---When Dr. Spiegel emerged from a three-hour shoulder surgery in 1972, he didn’t use any pain meds to recover. Instead, he hypnotized himself. It worked—to the surprise of everyone but Dr. Spiegel, who has studied hypnosis, a state of highly focused attention and intense concentration, for 45 years. “This isn’t just some weird parlor trick,” he says. “It’s a way we use our brains that’s different.”
---"Hypnosis works and the empirical support is unequivocal in that regard. It really does help people," says Michael Yapko, PhD, a psychologist and fellow of the American Society of Clinical Hypnosis.
----Hypnosis has been used for centuries for pain control, including during the Civil War when Army surgeons hypnotized injured soldiers before amputations. Recent studies have confirmed its effectiveness as a tool to reduce pain. Among the leading researchers in the field is Guy H. Montgomery, PhD, a psychologist who has conducted extensive research on hypnosis and pain management at Mount Sinai School of Medicine, where he is director of the Integrative Behavioral Medicine Program."Hypnosis helps patients to reduce their distress and have positive expectations about the outcomes of surgery," Montgomery says. "I don’t think there is any magic or mind control."
---Study identifies brain areas altered during hypnotic trances.
By scanning the brains of subjects while they were hypnotized, researchers at the Stanford School of Medicine were able to see the neural changes associated with hypnosis. “Hypnosis is the oldest Western form of psychotherapy, but it’s been tarred with the brush of dangling watches and purple capes,” said Spiegel, who holds the Jack, Samuel and Lulu Willson Professorship in Medicine. “In fact, it’s a very powerful means of changing the way we use our minds to control perception and our bodies.”
David Spiegel, MD, professor and associate chair of psychiatry and behavioral sciences. Stanford University School of Medicine

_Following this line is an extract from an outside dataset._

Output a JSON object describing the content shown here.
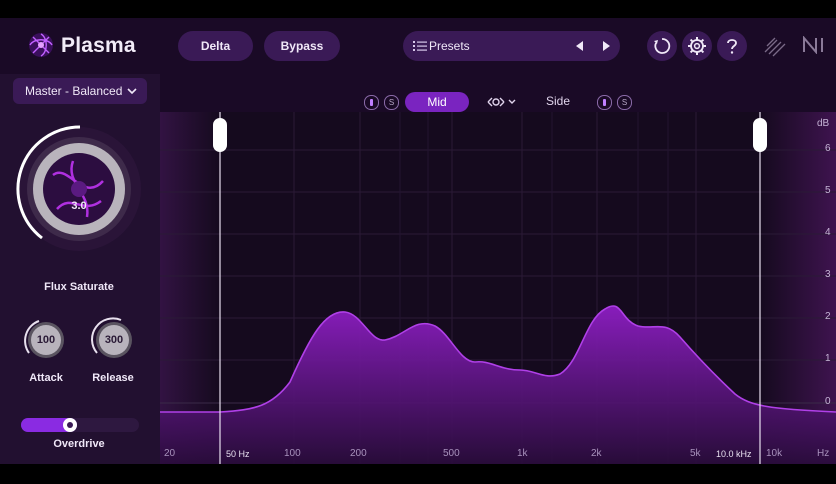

So although Hypnosis has come along way since its early beginnings dating back to ancient Egypt and Greece and now in present day, medical professionals either practicing Hypnosis themselves or referring patients to Hypnotist/Hypnotherapist, I still ask that you do your research on the Hypnotist /Hypnotherapist you are planning to work with as you should do with any professional.